Adi Shankara was an Indian philosopher and the most vibrant saint to ever live. He renounced the worldly pleasures at a very young age. His achievement in thirty two years in the history of Indian philosophy was amazing.
Sources claim that Shankaracharya was born in the southern Indian state of Kerala, in a village named Kaladi. His parents, Sivaguru and Aryamba, offered their prayers to Lord Shiva, requesting the deity to bless them with a child. Their prayers were soon answered in the form of a baby boy. A few theories suggest that Aryamba had a dream in which Lord Shiva himself promised her that he would be taking birth as her child. Hence, many consider Shankara as a reincarnation of Shiva. Shankara was educated by his mother as he lost his father when he was very young. Aryamba played a key role in teaching Vedas and Upanishads to a young Shankara.
Shankaracharya was keen on becoming a monk, right from his childhood. Though his idea of becoming a monk was opposed by his mother, Shankara knew exactly what he had to do. Once he accompanied his mother to a nearby river and took a plunge into the river. Suddenly, a crocodile appeared from beneath the river and caught hold of his leg. Shankara then cried out to his mother, saying that a crocodile was pulling him into the river. When his mother felt helpless, Shankara urged her to allow him to die as a monk. As soon as Aryamba gave her consent, the crocodile spared Shankara’s life and went back into the river. Shankara was miraculously unharmed and went on to become a monk as his mother had already given him the permission to do so.
Shankaracharya’s works in Sanskrit discuss the unity of the Atman and Nirguna Brahman which means “brahman without attributes”. Shankaracharya amalgamated the ideologies of ancient ‘Advaita Vedanta’ and also explained the basic ideas of Upanishads. He also explained the key difference between Hinduism and Buddhism, stating that Hinduism states that”Atman (Soul) exists”, while Buddhism asserts that there is “no Soul, no Self”.
He travelled across the Indian subcontinent to propagate his philosophy and established the importance of simple life as sanctioned in the Upanishads and Brahma Sutra, in a time when the Mimamsa school established strict ritualism and ridiculed monasticism.
Shankaracharya incarnated in the form of a great evolved soul worthy of worship. He reversed the ill effects on the Vedic religion, eliminated the aberrations in it, cleared the cobwebs which had gathered in it over the passage of time and projected it in new light all over India. The teachings imparted by the Acharya to the chiefs of all these hermitages are referred to as the mahanushasan. According to the righteous code laid down for them, the chiefs of the hermitages should tirelessly strive to save the honour of the state and religion, should constantly travel in their respective areas and make the people in the various stages of life aware of their duties and make efforts to foster Righteousness (Dharma).
It is said that to a large extent Indians owe the faith and honour that they have for the Vedas today to Shankaracharya.

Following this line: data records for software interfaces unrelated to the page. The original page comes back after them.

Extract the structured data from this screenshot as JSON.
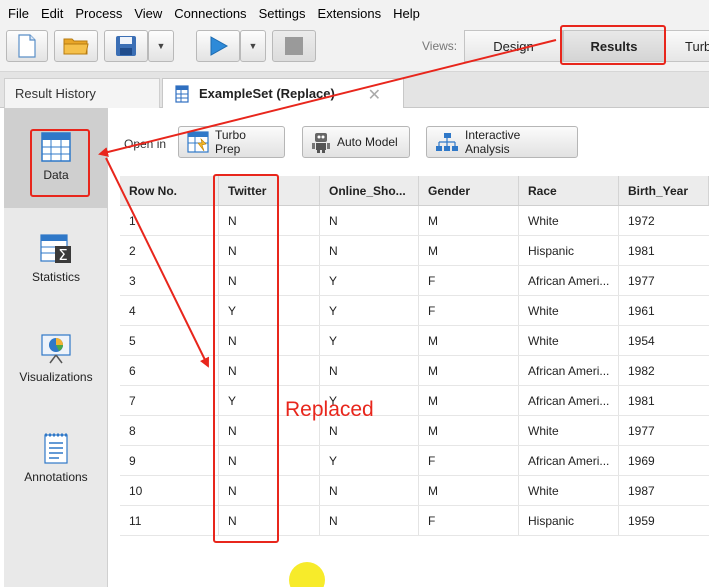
{
  "menu": [
    "File",
    "Edit",
    "Process",
    "View",
    "Connections",
    "Settings",
    "Extensions",
    "Help"
  ],
  "toolbar": {
    "icons": [
      "new-process-icon",
      "open-folder-icon",
      "save-icon",
      "dropdown-icon",
      "run-icon",
      "dropdown-icon",
      "stop-icon"
    ],
    "views_label": "Views:",
    "views": [
      "Design",
      "Results",
      "Turbo Prep"
    ],
    "active_view": "Results",
    "accent_run": "#2e8ad8"
  },
  "tabs": {
    "history": "Result History",
    "active": "ExampleSet (Replace)"
  },
  "nav": [
    {
      "label": "Data",
      "icon": "data-table-icon"
    },
    {
      "label": "Statistics",
      "icon": "statistics-icon"
    },
    {
      "label": "Visualizations",
      "icon": "visualizations-icon"
    },
    {
      "label": "Annotations",
      "icon": "annotations-icon"
    }
  ],
  "open_in": {
    "label": "Open in",
    "buttons": [
      "Turbo Prep",
      "Auto Model",
      "Interactive Analysis"
    ]
  },
  "table": {
    "columns": [
      "Row No.",
      "Twitter",
      "Online_Sho...",
      "Gender",
      "Race",
      "Birth_Year"
    ],
    "rows": [
      [
        "1",
        "N",
        "N",
        "M",
        "White",
        "1972"
      ],
      [
        "2",
        "N",
        "N",
        "M",
        "Hispanic",
        "1981"
      ],
      [
        "3",
        "N",
        "Y",
        "F",
        "African Ameri...",
        "1977"
      ],
      [
        "4",
        "Y",
        "Y",
        "F",
        "White",
        "1961"
      ],
      [
        "5",
        "N",
        "Y",
        "M",
        "White",
        "1954"
      ],
      [
        "6",
        "N",
        "N",
        "M",
        "African Ameri...",
        "1982"
      ],
      [
        "7",
        "Y",
        "Y",
        "M",
        "African Ameri...",
        "1981"
      ],
      [
        "8",
        "N",
        "N",
        "M",
        "White",
        "1977"
      ],
      [
        "9",
        "N",
        "Y",
        "F",
        "African Ameri...",
        "1969"
      ],
      [
        "10",
        "N",
        "N",
        "M",
        "White",
        "1987"
      ],
      [
        "11",
        "N",
        "N",
        "F",
        "Hispanic",
        "1959"
      ]
    ]
  },
  "annotation": {
    "text": "Replaced",
    "color": "#e8261c"
  }
}
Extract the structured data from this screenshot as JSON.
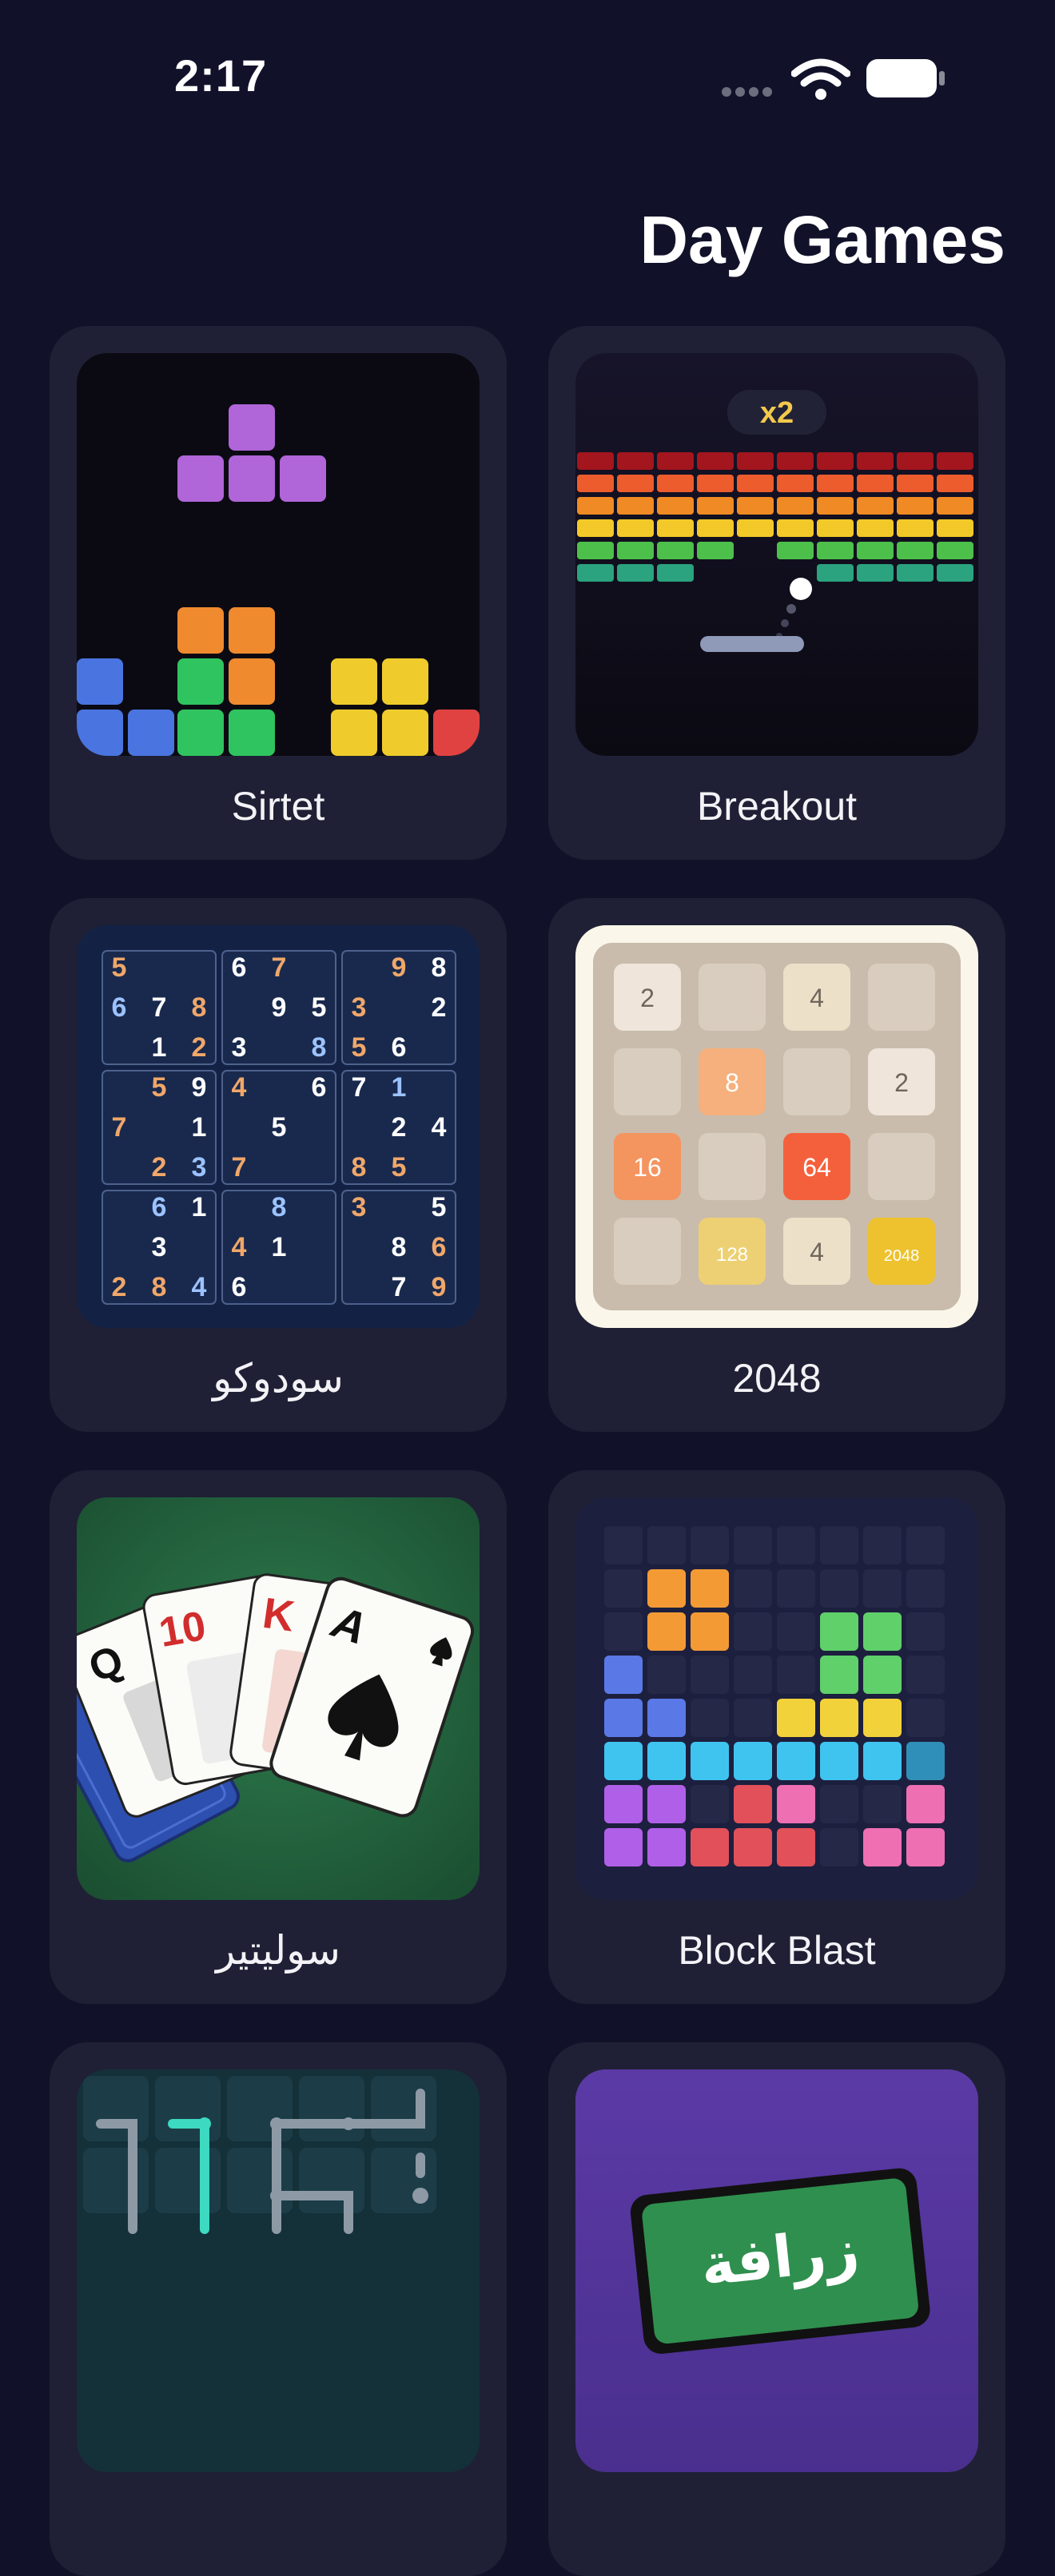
{
  "status": {
    "time": "2:17"
  },
  "header": {
    "title": "Day Games"
  },
  "games": [
    {
      "label": "Sirtet"
    },
    {
      "label": "Breakout",
      "badge": "x2"
    },
    {
      "label": "سودوكو"
    },
    {
      "label": "2048"
    },
    {
      "label": "سوليتير",
      "cards": [
        "Q",
        "10",
        "K",
        "A"
      ]
    },
    {
      "label": "Block Blast"
    },
    {
      "label": ""
    },
    {
      "label": "",
      "thumb_text": "زرافة"
    }
  ],
  "sudoku_digits": [
    [
      "5",
      "",
      "",
      "6",
      "7",
      "",
      "",
      "9",
      "8"
    ],
    [
      "6",
      "7",
      "8",
      "",
      "9",
      "5",
      "3",
      "",
      "2"
    ],
    [
      "",
      "1",
      "2",
      "3",
      "",
      "8",
      "5",
      "6",
      ""
    ],
    [
      "",
      "5",
      "9",
      "4",
      "",
      "6",
      "7",
      "1",
      ""
    ],
    [
      "7",
      "",
      "1",
      "",
      "5",
      "",
      "",
      "2",
      "4"
    ],
    [
      "",
      "2",
      "3",
      "7",
      "",
      "",
      "8",
      "5",
      ""
    ],
    [
      "",
      "6",
      "1",
      "",
      "8",
      "",
      "3",
      "",
      "5"
    ],
    [
      "",
      "3",
      "",
      "4",
      "1",
      "",
      "",
      "8",
      "6"
    ],
    [
      "2",
      "8",
      "4",
      "6",
      "",
      "",
      "",
      "7",
      "9"
    ]
  ],
  "tiles_2048": [
    [
      "2",
      "",
      "4",
      ""
    ],
    [
      "",
      "8",
      "",
      "2"
    ],
    [
      "16",
      "",
      "64",
      ""
    ],
    [
      "",
      "128",
      "4",
      "2048"
    ]
  ],
  "colors": {
    "background": "#11122a",
    "card": "#1f2035",
    "accent_yellow": "#f2c94c"
  }
}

It is because of His divine mission that Shankaracharya is regarded as the Jagadguru which means the Guru of the universe.